A new US data privacy bill aims to give more control over information collected – and make businesses change how data are handled
Data privacy in the U.S. is, in many ways, a legal void. While there are limited protections for health and financial data, the cradle of the world’s largest tech companies, like Apple, Amazon, Google, and Meta (Facebook), lacks any comprehensive federal data privacy law. This leaves U.S. citizens with minimal data privacy protections compared with citizens of other nations. But that may be about to change.
With rare bipartisan support, the American Data and Privacy Protection Act moved out of the U.S. House of Representatives Committee on Energy and Commerce by a vote of 53-2 on July 20, 2022. The bill still needs to pass the full House and the Senate, and negotiations are ongoing. Given the Biden administration’s responsible data practices strategy, White House support is likely if a version of the bill passes.
ADPPA (American Data and Privacy Protection Act) would apply to “covered” entities, meaning any entity collecting, processing or transferring covered data, including nonprofits and sole proprietors. It also regulates cellphone and internet providers and other common carriers, with potentially concerning changes to federal communications regulation. It does not apply to government entities.

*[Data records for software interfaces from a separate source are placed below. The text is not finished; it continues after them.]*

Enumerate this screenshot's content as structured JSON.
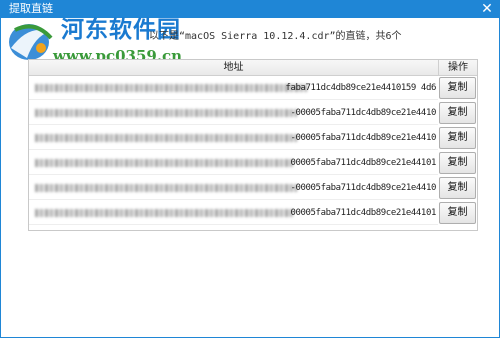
{
  "window": {
    "title": "提取直链",
    "close_symbol": "✕"
  },
  "watermark": {
    "title": "河东软件园",
    "url": "www.pc0359.cn"
  },
  "summary_text": "以下是“macOS Sierra 10.12.4.cdr”的直链，共6个",
  "table": {
    "headers": {
      "address": "地址",
      "action": "操作"
    },
    "rows": [
      {
        "address_suffix": "faba711dc4db89ce21e4410159 4d6",
        "copy_label": "复制"
      },
      {
        "address_suffix": "-00005faba711dc4db89ce21e4410",
        "copy_label": "复制"
      },
      {
        "address_suffix": "-00005faba711dc4db89ce21e4410",
        "copy_label": "复制"
      },
      {
        "address_suffix": "00005faba711dc4db89ce21e44101",
        "copy_label": "复制"
      },
      {
        "address_suffix": "-00005faba711dc4db89ce21e4410",
        "copy_label": "复制"
      },
      {
        "address_suffix": "00005faba711dc4db89ce21e44101",
        "copy_label": "复制"
      }
    ]
  },
  "colors": {
    "titlebar": "#1f86d6",
    "watermark_blue": "#1a7ad0",
    "watermark_green": "#3a9a3a"
  }
}
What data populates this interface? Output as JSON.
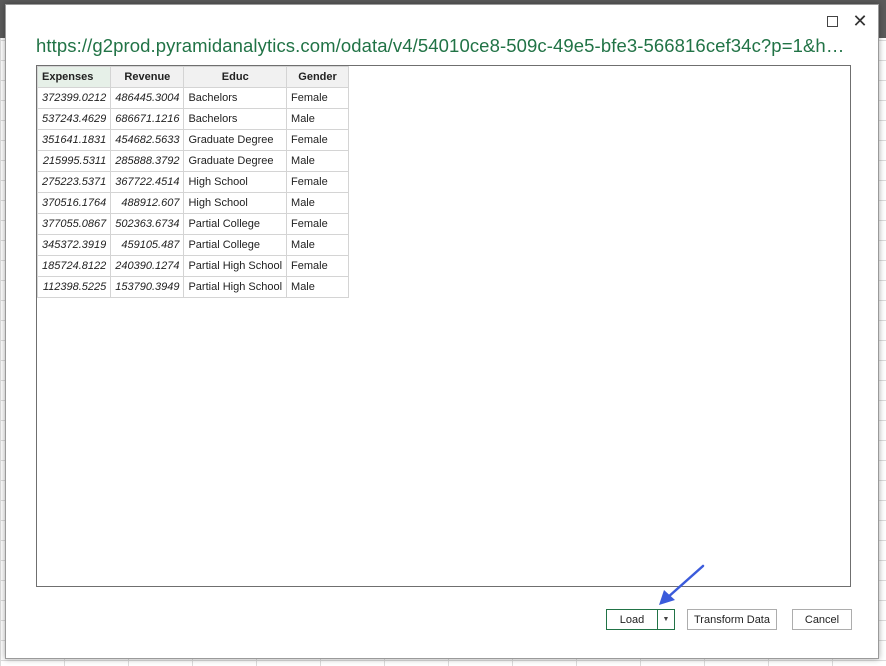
{
  "dialog": {
    "title": "https://g2prod.pyramidanalytics.com/odata/v4/54010ce8-509c-49e5-bfe3-566816cef34c?p=1&h…",
    "maximize_label": "",
    "close_label": "✕"
  },
  "table": {
    "headers": [
      "Expenses",
      "Revenue",
      "Educ",
      "Gender"
    ],
    "rows": [
      [
        "372399.0212",
        "486445.3004",
        "Bachelors",
        "Female"
      ],
      [
        "537243.4629",
        "686671.1216",
        "Bachelors",
        "Male"
      ],
      [
        "351641.1831",
        "454682.5633",
        "Graduate Degree",
        "Female"
      ],
      [
        "215995.5311",
        "285888.3792",
        "Graduate Degree",
        "Male"
      ],
      [
        "275223.5371",
        "367722.4514",
        "High School",
        "Female"
      ],
      [
        "370516.1764",
        "488912.607",
        "High School",
        "Male"
      ],
      [
        "377055.0867",
        "502363.6734",
        "Partial College",
        "Female"
      ],
      [
        "345372.3919",
        "459105.487",
        "Partial College",
        "Male"
      ],
      [
        "185724.8122",
        "240390.1274",
        "Partial High School",
        "Female"
      ],
      [
        "112398.5225",
        "153790.3949",
        "Partial High School",
        "Male"
      ]
    ]
  },
  "buttons": {
    "load": "Load",
    "load_dropdown": "▼",
    "transform": "Transform Data",
    "cancel": "Cancel"
  },
  "colors": {
    "accent": "#217346",
    "arrow": "#3b5bdb"
  }
}
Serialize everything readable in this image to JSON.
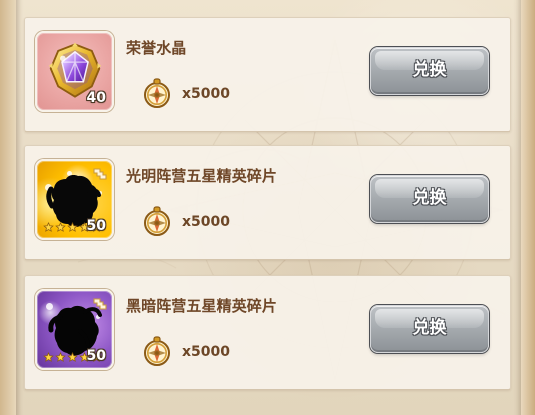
{
  "colors": {
    "panel_bg": "#f7f2ea",
    "title_text": "#6f4728",
    "price_text": "#6d4727",
    "button_gray": "#a8adb1",
    "button_outline": "#4d4f54",
    "crystal_bg": "#eba8a6",
    "light_bg": "#ffbf00",
    "dark_bg": "#8f59c7"
  },
  "items": [
    {
      "title": "荣誉水晶",
      "icon_type": "purple-crystal-icon",
      "quantity": "40",
      "price": "x5000",
      "button_label": "兑换"
    },
    {
      "title": "光明阵营五星精英碎片",
      "icon_type": "light-faction-hero-silhouette-icon",
      "quantity": "50",
      "stars": 5,
      "price": "x5000",
      "button_label": "兑换"
    },
    {
      "title": "黑暗阵营五星精英碎片",
      "icon_type": "dark-faction-hero-silhouette-icon",
      "quantity": "50",
      "stars": 5,
      "price": "x5000",
      "button_label": "兑换"
    }
  ]
}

ADPPA defines “covered” data as any information or device that identifies or can be reasonably linked to a person. It also protects biometric data, genetic data and geolocation information.
The bill excludes three big data categories: deidentified data, employee data and publicly available information. That last category includes social media accounts with privacy settings open to public viewing. While research has repeatedly shown deidentified data can be easily reidentified, the ADPPA attempts to address that by requiring covered entities to take “reasonable technical, administrative, and physical measures to ensure that the information cannot, at any point, be used to re-identify any individual or device.”
The ADPPA also has a provision that tackles the service-conditioned-on-consent problem – those annoying “I Agree” boxes that force people to accept a jumble of legal terms. When you click one of those boxes, you contractually waive your privacy rights as a condition to simply use a service, visit a website or buy a product. The bill will prevent covered entities from using contract law to get around the bill’s protections.
Looking to federal electronic surveillance law for guidance
The U.S.’s Electronic Communications Privacy Act (ECPA) can provide federal law makers guidance in finalizing ADPPA. Like the ADPPA, the 1986 ECPA legislation involved a massive overhaul of U.S. electronic privacy law to address adverse effects to individual privacy and civil liberties posed by advancing surveillance and communication technologies.
As drafted, ADPPA preempts some state data privacy legislation. This affects California’s Consumer Privacy Act, although it does not preempt the Illinois Biometric Information Privacy Act or state laws specifically regulating facial recognition technology. The preemption provisions, however, are in flux as members of the House continue to negotiate the bill.
If preemption stands, any final version of the ADPPA will be the law of the land, limiting states from more firmly protecting their citizens’ data privacy.
How big are the changes?
The changes to U.S. data privacy law are big, but ADPPA affords much-needed security and data protections to U.S. citizens.
Given how the internet works, data routinely flows across international borders, so many U.S. companies have already built compliance with other nations’ laws into their systems. This includes the E.U.’s General Data Protection Regulation (GDPR)– a law similar to the ADPPA. Facebook, for example, provides E.U. citizens with GDPR’s protections, but it does not give U.S. citizens those protections, because it is not required to do so.
Congress has done little with data privacy, but ADPPA is poised to change that.